By this arrangement the effect of ventilation at different points of the trap or its waste-pipe upon its water seal could be accurately tested. Further tests in evaporation were made by connecting a second branch waste below the first with a brick flue heated by a stove.

In order to make an accurate record of these experiments the diagrams shown in Fig. 244 were made. In these the trap seal is represented by a vertical line between two circles. The upper circle represents the outlet arm of the trap in section, and the lower circle the inlet arm. The horizontal lines show the level of the seal after each discharge.

The small diagram (Fig. 243) illustrates a simpler form of apparatus upon which I made a large number of experiments on siphonage. I assumed that as severe a test for siphonage to which a trap could be subjected in practice would be that which would be sufficient to siphon out an 8-inch pot trap or a ventilated S-trap constructed in the usual manner. Such a test may be made by connecting the trap with a 2-inch waste-pipe from a large bath tub, emptied through an outlet large enough to fill the waste-pipe full-bore, the waste plug being successively raised and lowered a number of times while the water is escaping. The siphoning action produced on a 1-inch branch connected with such a waste at a point six feet below the tub is sufficient to destroy in one second the seal of a 1-inch S-trap of the ordinary construction, having a vent opening at the crown, of the same size with the base of the trap (1 inches), and connected with a 1-inch ventilating pipe of smooth, new lead, sixteen feet long. It will also destroy the seal of an ordinary S-trap having a vent opening at the crown inchin diameter, without any vent-pipe attached thereto, and will siphon out a pot trap 8 inches in diameter having a seal four inches deep.

Fig. 243. Simple Apparatus for Trap Testing.

Fig. 243. Simple Apparatus for Trap Testing.

Fig. 244. Diagram Showing Test for Siphonage.

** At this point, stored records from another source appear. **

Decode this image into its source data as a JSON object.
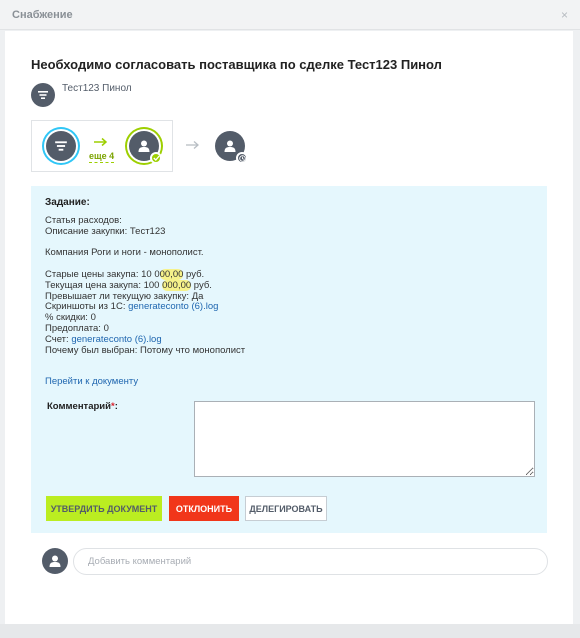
{
  "window": {
    "title": "Снабжение",
    "close_glyph": "×"
  },
  "header": {
    "title": "Необходимо согласовать поставщика по сделке Тест123 Пинол",
    "entity_icon": "filter-icon",
    "entity_name": "Тест123 Пинол"
  },
  "flow": {
    "more_label": "еще 4",
    "nodes": [
      {
        "icon": "filter-icon",
        "state": "current",
        "ring_color": "#2fc6f6"
      },
      {
        "icon": "user-icon",
        "state": "approved",
        "ring_color": "#9dcf00"
      },
      {
        "icon": "user-icon",
        "state": "waiting"
      }
    ]
  },
  "task": {
    "heading": "Задание:",
    "lines": {
      "expense_item": "Статья расходов:",
      "purchase_description": "Описание закупки: Тест123",
      "company": "Компания Роги и ноги - монополист.",
      "old_prices": "Старые цены закупа: 10 000,00 руб.",
      "current_price": "Текущая цена закупа: 100 000,00 руб.",
      "exceeds": "Превышает ли текущую закупку: Да",
      "screenshots_label": "Скриншоты из 1С:",
      "screenshots_link": "generateconto (6).log",
      "discount": "% скидки: 0",
      "prepayment": "Предоплата: 0",
      "invoice_label": "Счет:",
      "invoice_link": "generateconto (6).log",
      "reason": "Почему был выбран: Потому что монополист"
    },
    "doc_link": "Перейти к документу",
    "comment_label": "Комментарий",
    "comment_required_mark": "*",
    "comment_suffix": ":",
    "comment_value": ""
  },
  "buttons": {
    "approve": "УТВЕРДИТЬ ДОКУМЕНТ",
    "reject": "ОТКЛОНИТЬ",
    "delegate": "ДЕЛЕГИРОВАТЬ"
  },
  "comment_bar": {
    "placeholder": "Добавить комментарий"
  },
  "colors": {
    "approve": "#bbed21",
    "reject": "#f1361a",
    "task_background": "#e5f7fd",
    "link": "#2067b0"
  }
}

Fig. 244. Diagram Showing Test for Siphonage.

Trap Testing Apparatus.

The tank in this little apparatus, which in principle resembles ours here, had a capacity of 100 gallons. The waste-pipe was 2 inches in inside diameter like ours, but only 6 feet long to the trap branch, while ours is 17 feet long to the testing branches.

The outlet plug, like ours, was large enough to fill the waste-pipe full-bore.

The next figures (245 to 249) give the sections of some of the traps tested, the horizontal lines corresponding with those in the diagrams. Each test was repeated a number of times, the results being each time almost absolutely identical. A single discharge of 15 gallons destroyed the seal of a 1-inch S-trap vented with a 1-inch pipe 25 feet long, attached at the crown. With this vent-pipe shortened to 15 feet two discharges of 15 gallons each broke the seal. Shortened to 9 feet 7 discharges broke the seal.

In the pot traps tests 15 gallons were used at each discharge. They all lost their seals, as shown, except the 8-inch pot, tested in the later experiments for the Board of Health, to be described in another chapter, which lost all but a quarter of an inch of its 3-inch deep seal after the tank had been emptied 16 times. The 6-inch pot required four and the 4-inch pot two tanks full to break their seal.

On the Board of Health apparatus, also several other traps were tested at the same time with the pot traps, but as only two were able to preserve their seals against the tests applied, and as most of them had already been tested in the experiments made for the National Board of Health and their tests published, by which their power of resistance as compared with that of a ventilated S-trap and to a pot trap, was made known, it was thought unnecessary to record the failures again in our tests.

Fig. 245. S Trap.

Fig. 245. S Trap.